Among the entries below, find the lines with the word "privacy" and return them.

### Task input
>>>>

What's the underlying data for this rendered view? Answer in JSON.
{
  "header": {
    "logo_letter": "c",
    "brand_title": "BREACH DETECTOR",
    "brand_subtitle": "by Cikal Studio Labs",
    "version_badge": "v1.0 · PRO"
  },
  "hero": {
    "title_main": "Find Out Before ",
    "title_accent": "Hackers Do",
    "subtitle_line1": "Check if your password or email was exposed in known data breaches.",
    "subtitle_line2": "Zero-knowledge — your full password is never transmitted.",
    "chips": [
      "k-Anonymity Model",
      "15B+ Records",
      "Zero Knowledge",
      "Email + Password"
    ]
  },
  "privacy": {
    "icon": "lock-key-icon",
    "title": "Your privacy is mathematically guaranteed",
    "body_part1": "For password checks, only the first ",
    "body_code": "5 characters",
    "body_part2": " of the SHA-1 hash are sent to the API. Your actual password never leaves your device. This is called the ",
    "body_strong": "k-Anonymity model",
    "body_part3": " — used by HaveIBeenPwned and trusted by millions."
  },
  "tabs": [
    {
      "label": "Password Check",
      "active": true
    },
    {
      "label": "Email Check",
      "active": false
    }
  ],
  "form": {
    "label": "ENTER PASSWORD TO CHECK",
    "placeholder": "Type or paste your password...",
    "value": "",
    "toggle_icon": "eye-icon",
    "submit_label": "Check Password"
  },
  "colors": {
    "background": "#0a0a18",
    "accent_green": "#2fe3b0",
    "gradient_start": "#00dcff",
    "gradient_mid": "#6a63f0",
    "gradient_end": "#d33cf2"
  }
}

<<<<

### Solution
  "privacy": {
    "title": "Your privacy is mathematically guaranteed",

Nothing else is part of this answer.